Located in the rural farmland of southern Hillsborough County, this cemetery has an interesting connection to a famous and mysterious prison escape.
Sitting in the small community of Lithia in southeastern Hillsborough County, the Fellowship Primitive Baptist Church and Cemetery is an interesting one to visit. It’s a small and fairly well-kept cemetery that, along with the church, appears to have been founded just prior to 1900. As can be seen in the photos, there’s a collection of interesting grave markers in the cemetery and it’s easily found on County Road 674.
However, apart from the typical cemetery trappings, the cemetery has an unusual connection to possibly the most famous prison escape in American history. On June 11, 1962, three men attempted to escape from Alcatraz Federal Penitentiary in San Francisco Bay. As big a news story as it was at the time, the 1979 movie helped make the story infamous. The movie Escape From Alcatraz, starred Clint Eastwood as one of the escapees, Frank Morris.
Official reports state that the inmates escaped from one of the most notorious prisons in the country and were never seen again. The Federal Bureau of Investigation (FBI) determined that the escapees had drowned in the frigid water of the bay as they left the island in a homemade inflatable raft built out of raincoats. On the other hand, the United States Marshals Service has kept the case open and will continue to do so until the escapees are apprehended or reach the age of 100. The Marshalls have followed up on numerous leads for over 50 years, but the three have never officially surfaced.
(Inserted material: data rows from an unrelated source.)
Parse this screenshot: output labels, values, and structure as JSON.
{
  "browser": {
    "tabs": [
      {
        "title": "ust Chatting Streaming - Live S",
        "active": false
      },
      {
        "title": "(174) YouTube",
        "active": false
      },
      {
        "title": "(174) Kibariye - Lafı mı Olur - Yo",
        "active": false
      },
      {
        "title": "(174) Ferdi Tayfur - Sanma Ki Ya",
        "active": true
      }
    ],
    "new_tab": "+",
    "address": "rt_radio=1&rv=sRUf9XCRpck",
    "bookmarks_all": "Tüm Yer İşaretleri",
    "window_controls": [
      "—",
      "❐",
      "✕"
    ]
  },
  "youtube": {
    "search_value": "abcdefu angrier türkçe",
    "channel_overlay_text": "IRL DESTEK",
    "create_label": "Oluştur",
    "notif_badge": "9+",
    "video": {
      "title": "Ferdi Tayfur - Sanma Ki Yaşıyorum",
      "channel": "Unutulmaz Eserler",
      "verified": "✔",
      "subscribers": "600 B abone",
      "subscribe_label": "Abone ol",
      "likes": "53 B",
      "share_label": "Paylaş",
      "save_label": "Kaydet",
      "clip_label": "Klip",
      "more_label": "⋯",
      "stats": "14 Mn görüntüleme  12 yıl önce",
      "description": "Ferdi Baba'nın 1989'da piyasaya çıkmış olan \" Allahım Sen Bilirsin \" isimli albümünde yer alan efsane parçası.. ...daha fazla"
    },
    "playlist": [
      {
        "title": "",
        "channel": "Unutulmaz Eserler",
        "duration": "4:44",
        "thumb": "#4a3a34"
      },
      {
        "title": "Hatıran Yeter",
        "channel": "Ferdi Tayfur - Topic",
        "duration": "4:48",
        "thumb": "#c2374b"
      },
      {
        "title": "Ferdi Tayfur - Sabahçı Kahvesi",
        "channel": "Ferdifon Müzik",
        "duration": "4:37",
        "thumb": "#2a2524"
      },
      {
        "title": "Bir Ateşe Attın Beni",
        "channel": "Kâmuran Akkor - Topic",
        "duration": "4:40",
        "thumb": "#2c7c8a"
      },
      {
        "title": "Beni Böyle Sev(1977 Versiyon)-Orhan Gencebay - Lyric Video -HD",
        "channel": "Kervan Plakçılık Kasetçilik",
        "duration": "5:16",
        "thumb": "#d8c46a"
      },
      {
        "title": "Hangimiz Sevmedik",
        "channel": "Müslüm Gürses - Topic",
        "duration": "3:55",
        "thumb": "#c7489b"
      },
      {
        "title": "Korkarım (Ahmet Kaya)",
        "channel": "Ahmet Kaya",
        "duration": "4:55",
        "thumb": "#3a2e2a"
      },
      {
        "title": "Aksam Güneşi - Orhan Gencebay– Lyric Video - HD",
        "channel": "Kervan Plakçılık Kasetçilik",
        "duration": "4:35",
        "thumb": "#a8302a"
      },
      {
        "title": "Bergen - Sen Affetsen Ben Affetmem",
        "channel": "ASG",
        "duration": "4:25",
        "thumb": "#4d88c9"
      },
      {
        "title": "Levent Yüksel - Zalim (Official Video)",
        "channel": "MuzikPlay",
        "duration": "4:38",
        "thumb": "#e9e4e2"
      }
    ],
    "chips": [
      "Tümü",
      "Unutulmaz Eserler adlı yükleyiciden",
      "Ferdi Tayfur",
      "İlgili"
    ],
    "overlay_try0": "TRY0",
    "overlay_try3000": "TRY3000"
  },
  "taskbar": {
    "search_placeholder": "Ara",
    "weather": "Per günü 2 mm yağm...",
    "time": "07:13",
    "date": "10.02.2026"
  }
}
Two of the escapees were John and Clarence Anglin. Best known to history as the Anglin brothers, John William (born in 1930) and Clarence (born in 1931) came from a family of thirteen children, originally from Donalsonville, Georgia. Their parents, George Robert Anglin and Rachael Van Miller Anglin, were farm workers. In the early 1940s, the family moved to Ruskin, near Tampa, to find steadier work.
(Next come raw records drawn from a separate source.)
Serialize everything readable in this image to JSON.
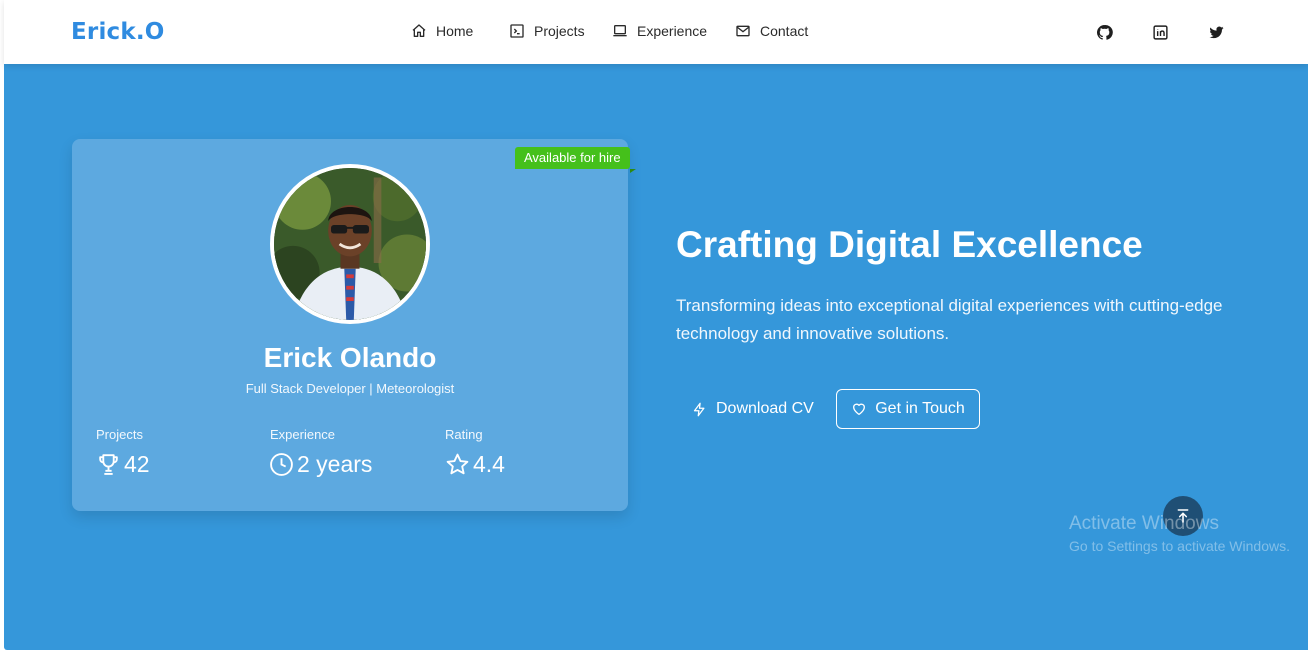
{
  "navbar": {
    "brand": "Erick.O",
    "links": [
      {
        "label": "Home",
        "icon": "home-icon"
      },
      {
        "label": "Projects",
        "icon": "terminal-icon"
      },
      {
        "label": "Experience",
        "icon": "laptop-icon"
      },
      {
        "label": "Contact",
        "icon": "mail-icon"
      }
    ],
    "social": [
      "github-icon",
      "linkedin-icon",
      "twitter-icon"
    ]
  },
  "profile": {
    "badge": "Available for hire",
    "name": "Erick Olando",
    "role": "Full Stack Developer | Meteorologist",
    "stats": [
      {
        "label": "Projects",
        "value": "42",
        "icon": "trophy-icon"
      },
      {
        "label": "Experience",
        "value": "2 years",
        "icon": "clock-icon"
      },
      {
        "label": "Rating",
        "value": "4.4",
        "icon": "star-icon"
      }
    ]
  },
  "hero": {
    "headline": "Crafting Digital Excellence",
    "subtext": "Transforming ideas into exceptional digital experiences with cutting-edge technology and innovative solutions.",
    "download_label": "Download CV",
    "touch_label": "Get in Touch"
  },
  "watermark": {
    "title": "Activate Windows",
    "subtitle": "Go to Settings to activate Windows."
  },
  "colors": {
    "brand": "#2f8be0",
    "hero_bg": "#3597da",
    "card_bg": "#5da9e0",
    "badge": "#45c01b",
    "scroll_button": "#1f4f75"
  }
}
Ruskin is also only 15 miles (24 km) from the Fellowship Primitive Baptist Cemetery.
Both brothers would work as farmers and laborers in the Ruskin area. They reportedly began robbing banks together in the early 1950s, normally breaking in after business hours to avoid encountering employees or customers that could become complications.
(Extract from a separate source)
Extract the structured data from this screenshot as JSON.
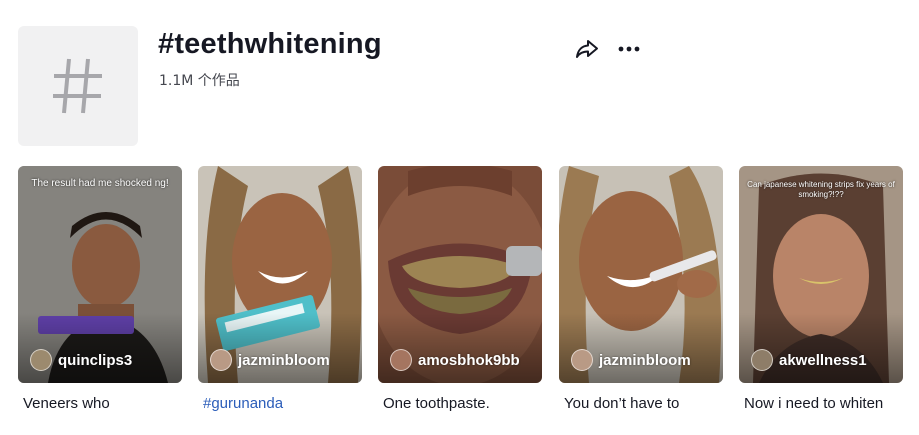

Records show that John and Clarence, along with older brother Alfred, robbed the Columbia Savings Bank in Columbia, Alabama in 1958. The trio of brothers came away with $19,000 but Federal authorities captured them five days later in Hamilton, Ohio. During the trial, the brothers argued that the guns they used were toys. Regardless, they were convicted of both state and federal charges and sentenced to at least 25 years.
They began serving their time in the US Penitentiary, Atlanta, Georgia but John and Clarence were later transferred to the US Penitentiary, Leavenworth, Kansas after failed escape attempts. The two were considered problems at Leavenworth as well and eventually they were transferred to the US Penitentiary, Alcatraz. John arrived in 1960 as inmate AZ1476, while Clarence was transferred in 1961 as inmate AZ1485.
The outcome of the Anglin brother’s escape attempt is a significant mystery until this day. Their bodies weren’t found after the escape, nor have they appeared publicly to prove they survived. Rumors, including ones presented by some of their family members, have suggested they have been seen in California, Georgia, Florida and even Brazil.
Given the more than 50 years since their escape, rumors also tell of their eventual deaths. That may be where the Fellowship Primitive Baptist Cemetery comes in to play. There are at least eleven members of the Anglin family buried in the cemetery, including John and Clarence’s father, mother and brother Alfred. Is it possible there’s one or two unmarked graves in the cemetery? There has been speculation and rumors of secret burials.
The escape of the Anglin brothers and Frank Morris was the straw that broke the camel’s back for Alcatraz. The prison was far and away the most expensive to run in the federal prison system and it needed millions of dollars for repairs. Less than a year after the famous escape, the prison was permanently shut down. By the way, Frank Morris has never officially appeared since 1962, either.
As of 2020, the Anglin brothers continue to be considered missing by many people. Maybe on the 100th anniversary of Clarence’s death, the younger generation of Anglin’s will be able to share further information.
Anglin family members offically buried in the cemetery:
Alfred R. Anglin (1928-1964), Andrew Anglin (1889-1977), Billie M. Anglin (1935-2017), Carson C. Anglin (1934-2013), Fannie M. Anglin (d. 1985, age 82), G. Robert Anglin (b. 1896), June E. Anglin (1924-2000), Patsy Janett Anglin Cox (1939-2010), Rachel V. Anglin (1901-1973), Robert Anglin, Jr. (1926-2010) and Rufus T. Anglin (1920-2006).